It’s quite rare nowadays to see a blockbuster film that is not a sequel, prequel, reboot, remake or some other continuation of a franchise.
However, when we do get one, chances are that it comes from the creative Christopher Nolan, who just loves to deliver films with mind bending concepts to get us thinking.
Tenet is his latest films and by far his most polarizing.
I have seen multiple different reactions, from people loving the film for its creativity, to people hating it for being overly confusing, both of which are valid standpoints.
It is very easy to get confused in Tenet and this happened to me multiple times, until the film itself inverted and everything fell into place.

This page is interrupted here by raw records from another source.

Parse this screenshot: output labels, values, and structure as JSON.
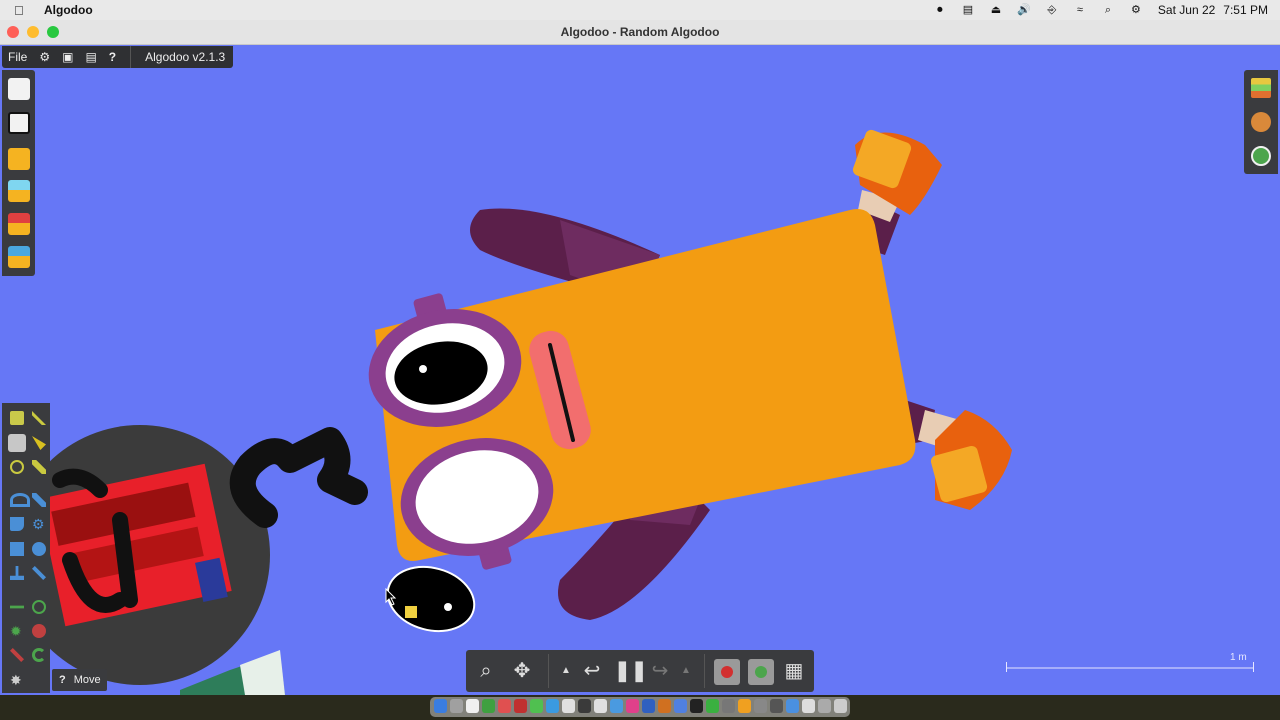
{
  "menubar": {
    "app_name": "Algodoo",
    "date": "Sat Jun 22",
    "time": "7:51 PM"
  },
  "window": {
    "title": "Algodoo - Random Algodoo"
  },
  "toolbar": {
    "file_label": "File",
    "help_label": "?",
    "version": "Algodoo v2.1.3"
  },
  "tool_tip": {
    "icon": "?",
    "label": "Move"
  },
  "scale": {
    "label": "1 m"
  },
  "colors": {
    "canvas": "#6677f6",
    "body": "#f39c12",
    "arm": "#5b1f4a",
    "glasses": "#8b3f8e",
    "shoe": "#e8610e",
    "panel": "#3a3b3e"
  },
  "icons": {
    "left_panel": [
      "new-scene-icon",
      "scene-list-icon",
      "open-folder-icon",
      "phunlet-folder-icon",
      "scene-folder-icon",
      "gallery-folder-icon"
    ],
    "right_panel": [
      "layers-icon",
      "palette-icon",
      "info-icon"
    ],
    "bottom_toolbar": [
      "zoom-icon",
      "pan-icon",
      "undo-menu-icon",
      "undo-icon",
      "pause-icon",
      "redo-icon",
      "redo-menu-icon",
      "gravity-icon",
      "air-icon",
      "grid-icon"
    ]
  }
}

The film follows John David Washington’s character, simply known as the Protagonist, who is recruited into a secret organization that wages espionage using a time distortion technique known as inversion.
To say anything else would be spoiling too much because, right from the opening, every single bit of detail we get is important to the story.
And be sure to pay attention because if you lose one piece of information then you may become lost entirely.
I know I was lost on what happened in a couple of scenes, until I looked up their meaning after seeing the film.
While this confusing use of exposition may be polarizing to some audiences, I think it really pays off in the end because of the last 45 minutes.
Even though I did enjoy the film up until that point, I was mostly just along for the ride and not understanding what was happening.
Those final 45 minutes recontextualized the whole film and made the confusing experience I had before this point worth it.
What helped me stay engaged in the film, despite being almost totally lost as to what was happening for most of it, is the fantastic action, pure spectacle, great performances and stellar score.
Tenet has some of the best action scenes of the year, helped by the meaning added to them in the third act, and the spectacle of plenty of the shots is jaw dropping.
As for the performances, everyone does a great job.
Washington is compelling as The Protagonist, even though you don’t know much about him for most of the film, Elizabeth Debicki is entirely relatable as Kat, and Robert Pattison gave probably my favourite performance in the entire film as Neil.
As for the villain of the film, Kenneth Branagh plays Andrei Sator in a great performance but for an antagonist that is solely serviceable.
Now, though, we have to get into the issues of Tenet, which do hold it back.
Definitely the biggest of these issues is the sound mixing.
The music and sound effects are blasting so loud at times that it is almost impossible to hear what the characters are saying and, when you need to hear practically every line of dialogue to understand what is happening, this is not a good thing.
The sound mixing is particularly bad during a sailing scene, and one pivotal scene where the music is booming and some characters are even speaking backwards while other characters are speaking normally.
It was very disorienting and really took me out of the film.
At least Ludwig Göransson’s score is amazing to listen to.
Also, despite the film being saved by its third act recontextualizing everything, I still cannot deny that a lot of people are going to be put off by the confusing first two acts.
Still, despite its flaws, Tenet is a great film that is worth seeing for the pure spectacle of inversion alone.
It is one of Christopher Nolan’s most ambitious films but also sure to be one of his most divisive.
One thought on “Tenet Review: Inverting Confusion.”
Awesome film !